## What needs to be done
Scan the entries below. List each line with "title".

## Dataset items
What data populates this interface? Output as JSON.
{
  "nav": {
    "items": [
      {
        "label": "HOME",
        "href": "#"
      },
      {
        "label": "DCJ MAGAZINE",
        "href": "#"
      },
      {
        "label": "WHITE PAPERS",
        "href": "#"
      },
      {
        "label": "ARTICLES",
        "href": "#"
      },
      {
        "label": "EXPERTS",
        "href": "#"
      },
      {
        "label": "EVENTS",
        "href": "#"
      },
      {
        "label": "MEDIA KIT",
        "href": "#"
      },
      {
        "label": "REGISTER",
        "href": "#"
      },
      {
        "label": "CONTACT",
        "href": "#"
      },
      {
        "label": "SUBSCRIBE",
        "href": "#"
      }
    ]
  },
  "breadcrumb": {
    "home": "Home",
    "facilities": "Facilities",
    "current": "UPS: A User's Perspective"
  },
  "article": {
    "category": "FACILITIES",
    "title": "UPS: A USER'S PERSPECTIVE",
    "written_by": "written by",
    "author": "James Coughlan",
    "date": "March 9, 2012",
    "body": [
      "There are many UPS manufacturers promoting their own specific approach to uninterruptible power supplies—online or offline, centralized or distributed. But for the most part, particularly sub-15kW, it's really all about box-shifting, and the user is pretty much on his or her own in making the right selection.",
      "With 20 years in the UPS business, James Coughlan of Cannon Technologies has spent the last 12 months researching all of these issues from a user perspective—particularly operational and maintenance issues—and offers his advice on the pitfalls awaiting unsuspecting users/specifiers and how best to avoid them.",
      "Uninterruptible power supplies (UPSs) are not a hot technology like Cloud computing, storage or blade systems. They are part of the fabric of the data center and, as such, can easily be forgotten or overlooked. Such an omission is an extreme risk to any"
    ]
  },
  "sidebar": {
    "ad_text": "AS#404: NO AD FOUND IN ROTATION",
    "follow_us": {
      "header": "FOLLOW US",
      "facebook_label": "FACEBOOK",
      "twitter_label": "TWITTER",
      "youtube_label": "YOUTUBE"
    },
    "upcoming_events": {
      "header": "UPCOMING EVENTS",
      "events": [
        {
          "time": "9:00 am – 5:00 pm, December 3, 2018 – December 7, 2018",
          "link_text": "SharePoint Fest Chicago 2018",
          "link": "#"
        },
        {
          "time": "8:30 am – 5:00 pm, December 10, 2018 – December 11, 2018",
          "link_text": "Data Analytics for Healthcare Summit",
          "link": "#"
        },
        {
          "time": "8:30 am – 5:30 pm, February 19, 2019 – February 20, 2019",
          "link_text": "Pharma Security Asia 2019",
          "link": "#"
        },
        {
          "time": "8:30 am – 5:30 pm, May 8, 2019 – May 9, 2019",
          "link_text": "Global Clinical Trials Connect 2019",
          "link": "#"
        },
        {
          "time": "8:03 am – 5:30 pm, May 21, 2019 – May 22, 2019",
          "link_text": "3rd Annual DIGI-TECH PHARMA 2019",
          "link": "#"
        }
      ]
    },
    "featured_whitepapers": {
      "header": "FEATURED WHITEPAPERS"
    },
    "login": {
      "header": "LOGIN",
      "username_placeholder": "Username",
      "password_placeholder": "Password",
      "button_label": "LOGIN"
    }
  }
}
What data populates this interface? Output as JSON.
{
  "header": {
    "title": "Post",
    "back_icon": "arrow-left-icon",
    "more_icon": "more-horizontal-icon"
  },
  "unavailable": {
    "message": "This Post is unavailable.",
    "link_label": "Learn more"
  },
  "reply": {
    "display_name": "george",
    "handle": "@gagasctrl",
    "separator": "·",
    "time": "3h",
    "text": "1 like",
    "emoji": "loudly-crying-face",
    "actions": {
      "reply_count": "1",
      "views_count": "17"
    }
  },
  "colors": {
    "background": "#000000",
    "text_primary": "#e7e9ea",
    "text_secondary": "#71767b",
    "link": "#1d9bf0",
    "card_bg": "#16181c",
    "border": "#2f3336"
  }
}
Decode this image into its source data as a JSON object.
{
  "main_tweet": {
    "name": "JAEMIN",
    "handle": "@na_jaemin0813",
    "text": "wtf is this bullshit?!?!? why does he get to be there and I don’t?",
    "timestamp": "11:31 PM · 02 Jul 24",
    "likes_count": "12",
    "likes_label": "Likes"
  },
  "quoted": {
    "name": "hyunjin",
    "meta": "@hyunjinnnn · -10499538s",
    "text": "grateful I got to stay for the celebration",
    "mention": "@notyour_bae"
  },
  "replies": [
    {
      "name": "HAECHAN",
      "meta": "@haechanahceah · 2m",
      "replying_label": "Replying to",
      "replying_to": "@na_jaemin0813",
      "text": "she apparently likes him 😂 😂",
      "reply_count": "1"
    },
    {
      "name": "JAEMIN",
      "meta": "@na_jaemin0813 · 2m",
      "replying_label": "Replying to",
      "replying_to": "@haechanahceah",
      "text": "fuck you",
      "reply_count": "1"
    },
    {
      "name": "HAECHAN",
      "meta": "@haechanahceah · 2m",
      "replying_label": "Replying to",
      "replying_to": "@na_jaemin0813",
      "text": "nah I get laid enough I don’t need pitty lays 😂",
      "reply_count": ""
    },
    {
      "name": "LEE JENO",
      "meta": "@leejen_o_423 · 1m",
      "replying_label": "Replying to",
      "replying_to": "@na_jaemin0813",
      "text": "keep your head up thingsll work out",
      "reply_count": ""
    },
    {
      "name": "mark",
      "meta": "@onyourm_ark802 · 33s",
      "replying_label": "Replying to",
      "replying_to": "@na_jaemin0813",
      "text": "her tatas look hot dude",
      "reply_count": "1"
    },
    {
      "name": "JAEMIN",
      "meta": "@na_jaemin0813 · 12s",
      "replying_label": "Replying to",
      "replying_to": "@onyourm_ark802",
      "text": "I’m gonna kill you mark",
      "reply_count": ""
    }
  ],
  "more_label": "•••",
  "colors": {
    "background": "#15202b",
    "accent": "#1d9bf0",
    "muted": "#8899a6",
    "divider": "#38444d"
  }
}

## Result of this exercise
    "title": "UPS: A USER'S PERSPECTIVE",
    "title": "Post",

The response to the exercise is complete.